IRS Publication 915: Is Social Security Taxable?

IRS Publication 915: Is Social Security Taxable?

Unless you’re Warren Buffet or Bill Gates, your Social Security checks aren’t going to finance a luxurious retirement lifestyle.  In fact, they’re going to be just enough to get by…if you’re lucky.  On top of that, if you make over a certain amount in retirement, your Social Security money may be taxable.  IRS Publication 915 is the ultimate guide to how your Social Security benefits are taxable, if at all.

If Social Security is All You Have…

If you are lucky or wise, or a good combination of both, you’ll have all sorts of income during retirement.  We all hope that Social Security won’t be our only source after we retire.  However, if this does turn out to be your only source of income, it probably won’t get taxed by the IRS.  That’s because you pay income tax on Social Security only if it reaches a certain dollar amount.  If half your Social Security income totals more than $25,000 you might still get taxed.  Otherwise, you’re good, provided you don’t have other sources of income.

That $25,000 mark is called the base amount.  That can change any year, and it’s for an individual.  If you are married filing jointly then the amount is $32,000.  Again, if half your Social Security wages are less than the base amount, and that’s all you take in, you not only won’t have to pay taxes on it (probably) but you might not have to file a return, either.

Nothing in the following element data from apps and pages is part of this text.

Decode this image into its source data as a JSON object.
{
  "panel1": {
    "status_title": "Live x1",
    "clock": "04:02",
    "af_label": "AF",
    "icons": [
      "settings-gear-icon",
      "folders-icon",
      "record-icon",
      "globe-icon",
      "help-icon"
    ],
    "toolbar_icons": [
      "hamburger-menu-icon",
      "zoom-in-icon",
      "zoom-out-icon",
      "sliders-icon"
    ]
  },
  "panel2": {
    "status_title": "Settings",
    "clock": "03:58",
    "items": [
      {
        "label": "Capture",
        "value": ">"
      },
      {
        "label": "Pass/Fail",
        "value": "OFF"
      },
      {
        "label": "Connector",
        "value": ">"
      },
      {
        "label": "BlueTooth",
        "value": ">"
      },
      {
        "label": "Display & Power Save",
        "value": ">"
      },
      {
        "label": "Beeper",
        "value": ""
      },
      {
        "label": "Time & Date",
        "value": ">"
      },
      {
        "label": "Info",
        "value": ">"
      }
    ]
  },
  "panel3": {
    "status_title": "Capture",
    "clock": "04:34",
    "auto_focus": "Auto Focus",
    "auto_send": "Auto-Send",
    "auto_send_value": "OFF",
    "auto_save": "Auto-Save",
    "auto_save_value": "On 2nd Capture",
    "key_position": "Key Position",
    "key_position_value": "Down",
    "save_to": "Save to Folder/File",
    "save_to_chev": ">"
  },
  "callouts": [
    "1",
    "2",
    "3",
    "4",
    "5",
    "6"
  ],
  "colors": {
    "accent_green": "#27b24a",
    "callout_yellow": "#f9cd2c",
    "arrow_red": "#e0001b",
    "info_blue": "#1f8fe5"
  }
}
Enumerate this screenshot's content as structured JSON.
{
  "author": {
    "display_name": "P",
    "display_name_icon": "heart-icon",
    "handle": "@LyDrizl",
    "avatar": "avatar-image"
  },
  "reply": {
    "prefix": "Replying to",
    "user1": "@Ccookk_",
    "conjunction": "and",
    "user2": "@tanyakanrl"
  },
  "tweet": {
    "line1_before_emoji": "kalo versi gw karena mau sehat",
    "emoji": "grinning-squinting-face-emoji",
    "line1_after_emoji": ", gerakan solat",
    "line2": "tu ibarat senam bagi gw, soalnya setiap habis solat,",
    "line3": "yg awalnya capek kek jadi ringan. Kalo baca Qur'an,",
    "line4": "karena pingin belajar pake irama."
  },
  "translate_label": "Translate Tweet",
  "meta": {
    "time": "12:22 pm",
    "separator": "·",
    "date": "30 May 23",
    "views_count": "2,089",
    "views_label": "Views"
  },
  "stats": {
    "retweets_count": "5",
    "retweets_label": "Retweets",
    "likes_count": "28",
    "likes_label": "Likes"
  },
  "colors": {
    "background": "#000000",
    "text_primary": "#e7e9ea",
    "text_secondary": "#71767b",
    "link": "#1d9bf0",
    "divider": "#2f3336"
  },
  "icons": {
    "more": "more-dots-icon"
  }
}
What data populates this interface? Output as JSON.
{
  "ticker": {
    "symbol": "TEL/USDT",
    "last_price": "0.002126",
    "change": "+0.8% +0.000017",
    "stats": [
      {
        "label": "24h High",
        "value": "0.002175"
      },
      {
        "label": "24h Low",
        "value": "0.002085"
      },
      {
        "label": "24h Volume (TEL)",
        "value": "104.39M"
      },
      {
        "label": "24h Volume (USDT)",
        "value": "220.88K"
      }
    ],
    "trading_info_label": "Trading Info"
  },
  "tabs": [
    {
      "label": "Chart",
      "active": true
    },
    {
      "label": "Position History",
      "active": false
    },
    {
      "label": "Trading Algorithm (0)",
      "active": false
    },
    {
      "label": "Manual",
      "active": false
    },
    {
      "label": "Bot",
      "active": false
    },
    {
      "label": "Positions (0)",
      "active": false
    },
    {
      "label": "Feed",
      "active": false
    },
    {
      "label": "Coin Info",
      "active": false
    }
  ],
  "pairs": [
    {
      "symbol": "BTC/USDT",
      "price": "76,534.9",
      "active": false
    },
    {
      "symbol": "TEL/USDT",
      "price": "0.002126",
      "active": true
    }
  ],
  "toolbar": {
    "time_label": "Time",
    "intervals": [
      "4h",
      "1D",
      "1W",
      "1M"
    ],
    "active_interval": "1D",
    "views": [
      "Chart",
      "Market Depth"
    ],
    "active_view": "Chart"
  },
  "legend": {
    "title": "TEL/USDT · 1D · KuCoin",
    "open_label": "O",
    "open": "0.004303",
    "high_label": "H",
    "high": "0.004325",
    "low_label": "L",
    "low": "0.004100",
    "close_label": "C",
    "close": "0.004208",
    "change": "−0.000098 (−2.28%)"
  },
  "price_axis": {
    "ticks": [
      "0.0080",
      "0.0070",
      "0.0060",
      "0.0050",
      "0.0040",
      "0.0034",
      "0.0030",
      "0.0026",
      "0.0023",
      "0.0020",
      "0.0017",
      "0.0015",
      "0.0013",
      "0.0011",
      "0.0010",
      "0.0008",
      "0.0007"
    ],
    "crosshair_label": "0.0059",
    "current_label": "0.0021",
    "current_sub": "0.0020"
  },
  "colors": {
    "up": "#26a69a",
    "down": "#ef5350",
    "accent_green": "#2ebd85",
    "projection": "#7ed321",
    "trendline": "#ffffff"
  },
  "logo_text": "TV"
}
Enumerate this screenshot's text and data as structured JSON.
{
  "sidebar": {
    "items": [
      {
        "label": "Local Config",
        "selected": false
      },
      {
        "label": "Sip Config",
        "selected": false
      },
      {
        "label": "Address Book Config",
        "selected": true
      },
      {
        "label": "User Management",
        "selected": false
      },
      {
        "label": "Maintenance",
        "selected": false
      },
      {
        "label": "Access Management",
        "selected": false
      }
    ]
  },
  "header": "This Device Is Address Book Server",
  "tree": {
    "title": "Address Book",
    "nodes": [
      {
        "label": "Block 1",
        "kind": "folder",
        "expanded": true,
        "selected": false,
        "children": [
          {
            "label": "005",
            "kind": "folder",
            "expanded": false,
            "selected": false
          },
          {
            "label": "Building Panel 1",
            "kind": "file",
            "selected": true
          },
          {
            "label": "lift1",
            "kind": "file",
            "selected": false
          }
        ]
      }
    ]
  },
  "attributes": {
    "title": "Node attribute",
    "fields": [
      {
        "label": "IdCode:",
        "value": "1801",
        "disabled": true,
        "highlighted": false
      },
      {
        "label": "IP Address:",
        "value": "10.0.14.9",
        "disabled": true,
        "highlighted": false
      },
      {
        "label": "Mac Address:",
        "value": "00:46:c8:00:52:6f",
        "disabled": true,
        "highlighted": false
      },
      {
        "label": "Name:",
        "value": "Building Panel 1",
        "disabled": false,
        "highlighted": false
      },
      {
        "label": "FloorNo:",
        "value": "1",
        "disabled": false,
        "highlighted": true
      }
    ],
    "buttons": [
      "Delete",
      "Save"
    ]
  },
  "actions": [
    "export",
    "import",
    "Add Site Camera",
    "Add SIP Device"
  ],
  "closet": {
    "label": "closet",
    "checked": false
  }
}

If You Have Other Sources of Income Too…

If you have other sources of income, add them to half your Social Security income and see if it tops the base amount.  You can still squeak by and not have to pay income tax if it’s less than the base amount.  However, you will have to file a return if you have retirement income other than Social Security.

In my experience almost everyone has something lined up in addition to Social Security, even those who didn’t plan at all and even those who didn’t save a dime.  These “other” sources of income would be…

  • a part-time job
  • money from a forgotten pension fund
  • Certificates of Deposit that come due
  • actually if you have nothing lined up then part time job is your best bet…

And that’s why you see people who are 70+ bagging groceries at the supermarket.  For one reason or another Social Security is all they’ve got.  But that’s another lesson!

IRS Publication 915 is the ultimate guide to how the IRS treats your Social Security benefits when you start drawing on them.  For a look at all 30 pages go here to the IRS website.